**GIVEN DATA**:
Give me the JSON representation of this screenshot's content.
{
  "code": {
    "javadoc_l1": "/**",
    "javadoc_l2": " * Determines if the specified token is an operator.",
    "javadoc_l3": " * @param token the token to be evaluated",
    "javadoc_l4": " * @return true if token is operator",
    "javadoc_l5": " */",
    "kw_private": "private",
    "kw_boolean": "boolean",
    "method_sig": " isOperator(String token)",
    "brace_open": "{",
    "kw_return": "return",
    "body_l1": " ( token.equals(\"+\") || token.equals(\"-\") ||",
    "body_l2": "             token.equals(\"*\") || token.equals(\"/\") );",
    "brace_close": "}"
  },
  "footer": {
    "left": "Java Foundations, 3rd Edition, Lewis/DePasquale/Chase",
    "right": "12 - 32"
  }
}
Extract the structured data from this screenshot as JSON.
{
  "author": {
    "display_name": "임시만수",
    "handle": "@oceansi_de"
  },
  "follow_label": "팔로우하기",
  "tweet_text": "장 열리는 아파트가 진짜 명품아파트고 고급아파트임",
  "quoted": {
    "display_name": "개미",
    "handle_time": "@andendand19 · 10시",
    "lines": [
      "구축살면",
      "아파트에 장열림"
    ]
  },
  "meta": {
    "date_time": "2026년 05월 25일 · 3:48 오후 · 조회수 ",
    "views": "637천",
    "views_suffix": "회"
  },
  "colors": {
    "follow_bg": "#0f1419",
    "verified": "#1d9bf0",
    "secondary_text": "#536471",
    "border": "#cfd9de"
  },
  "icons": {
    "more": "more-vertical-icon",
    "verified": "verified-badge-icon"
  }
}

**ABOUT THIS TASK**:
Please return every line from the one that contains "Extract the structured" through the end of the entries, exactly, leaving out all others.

**RESPONSE**:
Extract the structured data from this screenshot as JSON.
{
  "author": {
    "display_name": "임시만수",
    "handle": "@oceansi_de"
  },
  "follow_label": "팔로우하기",
  "tweet_text": "장 열리는 아파트가 진짜 명품아파트고 고급아파트임",
  "quoted": {
    "display_name": "개미",
    "handle_time": "@andendand19 · 10시",
    "lines": [
      "구축살면",
      "아파트에 장열림"
    ]
  },
  "meta": {
    "date_time": "2026년 05월 25일 · 3:48 오후 · 조회수 ",
    "views": "637천",
    "views_suffix": "회"
  },
  "colors": {
    "follow_bg": "#0f1419",
    "verified": "#1d9bf0",
    "secondary_text": "#536471",
    "border": "#cfd9de"
  },
  "icons": {
    "more": "more-vertical-icon",
    "verified": "verified-badge-icon"
  }
}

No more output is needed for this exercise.